The New Economics of Music
Economist Umair Haque explains why the music industry is so vulnerable to piracy and how to fix it. He argues that consumers download music because buying an album comes with a great element of risk because the record label provides no guarantee of quality. In most industries the cost of a product is an indication of quality, but the music industry has near-uniform costs. Umair suggests new pricing models to reduce this element of risk. Bubble Generation, February 15, 2008read more
Insiders talk free music at MidemNet
Music industry and technology insiders met in Cannes to discuss the future of free music at the annual MidemNet forum. Many of the participants said “they believe that subscription-based or advertiser-based business models are the answer.”
Author: Ray Bennett
Source: The Hollywood Reporter, January 27th read more
Recording Industry Should Brace for More Bad News
The exodus of big-ticket artists like Robbie Williams from EMI could be an indicator of things to come. The author argues that traditional labels are becoming obsolete as consumer habits change.
Author: Wayne Rosso CNET News, January 18, 2008 read more
…but asking people to pay for them is another story. At least according to Trent Reznor, whose recent label-free, download-only release of Saul Williams’ The Inevitable Rise and Liberation of Niggy Tardust resulted in “disappointing” sales — even at the suggested $5 price point. (Williams, on the other hand, seems satisfied.)
As this interview with Mr. Reznor in CNET points out, five bucks is around the cost of a McDonald’s Quarter Pounder. And these days, it’s not much more than a gallon of gas. For a full-length album of higher-than MP3 quality. read more
The political statement may be that the system is broken. And that the layers and layers of bureaucracy, and all the different gatekeepers that have been in the middle between musicians and music fans — well that goes away. Now, that doesn’t mean that this is the solution — this sort of voluntary tip jar model where everything’s available for free and people pay for it if they want to pay for it. That’s not a long-term, systematic solution for the challenges of how artists get paid in the future.
It’s been almost two months since Comcast’s regulation of BitTorrent traffic was first revealed by the Associated Press, inciting an Internet-wide call to arms for proponents of network neutrality. In case you haven’t been following the story, it was revealed that Comcast was “actively interfering” with traffic on its network, using a technique known as packet-forging to disrupt traffic relating to BitTorrent applications — including the Gnutella peer-to-peer sharing client and IBM’s Lotus Notes groupware application (used by businesses for sharing calendars, emails and other files).
Here at FMC, we talk a lot about how technology and policy affect music, but not so much about what music actually sounds like in this digital era. Advances in technology now allow artists to create major-label quality recordings in their bedrooms, and the MP3 is quickly becoming the consumer audio standard. What does this mean for musicians, fans and audiophiles?

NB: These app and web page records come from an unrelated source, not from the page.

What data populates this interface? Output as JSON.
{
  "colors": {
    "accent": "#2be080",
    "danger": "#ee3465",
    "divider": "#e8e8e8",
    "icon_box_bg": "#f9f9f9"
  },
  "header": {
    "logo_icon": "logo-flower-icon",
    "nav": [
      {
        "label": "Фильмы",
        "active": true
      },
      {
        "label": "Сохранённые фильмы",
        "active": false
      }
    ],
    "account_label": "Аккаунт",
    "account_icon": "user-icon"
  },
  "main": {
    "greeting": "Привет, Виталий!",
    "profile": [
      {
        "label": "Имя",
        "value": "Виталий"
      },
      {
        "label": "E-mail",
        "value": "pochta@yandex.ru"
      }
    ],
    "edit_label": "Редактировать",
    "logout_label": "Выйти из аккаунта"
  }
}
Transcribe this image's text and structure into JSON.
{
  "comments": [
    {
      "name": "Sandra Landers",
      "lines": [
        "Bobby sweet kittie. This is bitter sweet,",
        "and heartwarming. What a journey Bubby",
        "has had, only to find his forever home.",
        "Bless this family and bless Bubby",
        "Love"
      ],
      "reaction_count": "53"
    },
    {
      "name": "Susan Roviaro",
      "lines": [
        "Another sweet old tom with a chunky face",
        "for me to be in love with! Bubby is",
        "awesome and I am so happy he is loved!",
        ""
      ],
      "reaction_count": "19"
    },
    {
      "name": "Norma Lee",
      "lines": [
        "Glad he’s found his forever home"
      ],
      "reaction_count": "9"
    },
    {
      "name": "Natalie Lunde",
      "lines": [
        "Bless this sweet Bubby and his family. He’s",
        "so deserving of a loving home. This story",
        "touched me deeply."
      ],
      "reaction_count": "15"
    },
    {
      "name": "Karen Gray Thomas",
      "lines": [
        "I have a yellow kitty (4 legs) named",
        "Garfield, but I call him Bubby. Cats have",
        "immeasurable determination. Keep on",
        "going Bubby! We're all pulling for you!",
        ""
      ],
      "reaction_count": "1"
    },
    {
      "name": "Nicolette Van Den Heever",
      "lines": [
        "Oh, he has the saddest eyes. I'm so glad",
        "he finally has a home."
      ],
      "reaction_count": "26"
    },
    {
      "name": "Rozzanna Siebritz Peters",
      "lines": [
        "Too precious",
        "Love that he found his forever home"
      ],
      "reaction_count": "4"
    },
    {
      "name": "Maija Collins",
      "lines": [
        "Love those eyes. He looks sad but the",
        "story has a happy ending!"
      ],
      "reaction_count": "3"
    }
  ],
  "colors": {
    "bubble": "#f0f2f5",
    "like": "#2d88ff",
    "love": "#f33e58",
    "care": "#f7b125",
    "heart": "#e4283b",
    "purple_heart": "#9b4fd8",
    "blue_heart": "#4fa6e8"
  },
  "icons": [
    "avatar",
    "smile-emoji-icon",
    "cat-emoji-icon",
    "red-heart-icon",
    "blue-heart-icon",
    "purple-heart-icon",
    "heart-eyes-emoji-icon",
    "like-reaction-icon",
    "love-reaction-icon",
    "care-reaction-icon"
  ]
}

An article published in the 2007 wrap-up issue of Rolling Stone offers a hint. The piece is about how listener preference for MP3s is affecting how music is recorded, mixed and mastered. Producers (yes, they still exist) are finding themselves pushing the limits of compression for music that’s most often heard on tiny computer speakers or cheapo earbuds. read more
If there’s anyone who knows how to survive in the music industry, it’s David Byrne. From his days on the NYC underground with the Talking Heads, to running a label and touring the world as a solo artist, Byrne has seen pretty much every side of the business. He’s also revered by a younger generation of indie musicians, who look up to him as a role model of artistry and integrity.
Now he’s offering his opinions on how musicians can survive in an increasingly unstable music world. Byrne recently wrote an article in Wired, entitled “David Byrne’s Survival Strategies for Emerging Artists — and Megastars.” read more
There’s no doubt that the emergence of peer-to-peer file sharing, music blogs and portable media players just a few short years ago launched a digital music revolution. Yet as incredible as carrying around tens of thousands of songs in your pocket is, selling songs via the PC is not likely to be a permanent music business model. What‘s next for the iPod and its brethren? A quick look at the devices currently on the market points to a wireless future. Apple’s high-end iPod Touch and it’s closest competitors, the SanDisk Sansa and Microsoft Zune, all have the ability to acquire music wirelessly — via either an online store or wireless file sharing.
According to its executors, NNS is "is an open-membership, open-source effort, enlisting the Internet’s users to help keep the Internet’s operations fair and unhindered from unreasonable restrictions." FMC’s own Rock the Net campaign has made great strides in educating and mobilizing musicians on net neutrality. How cool is it to use the collective intelligence of the open internet to keep the internet open? We think it’s very cool.
Here’s some more info from the announcement: read more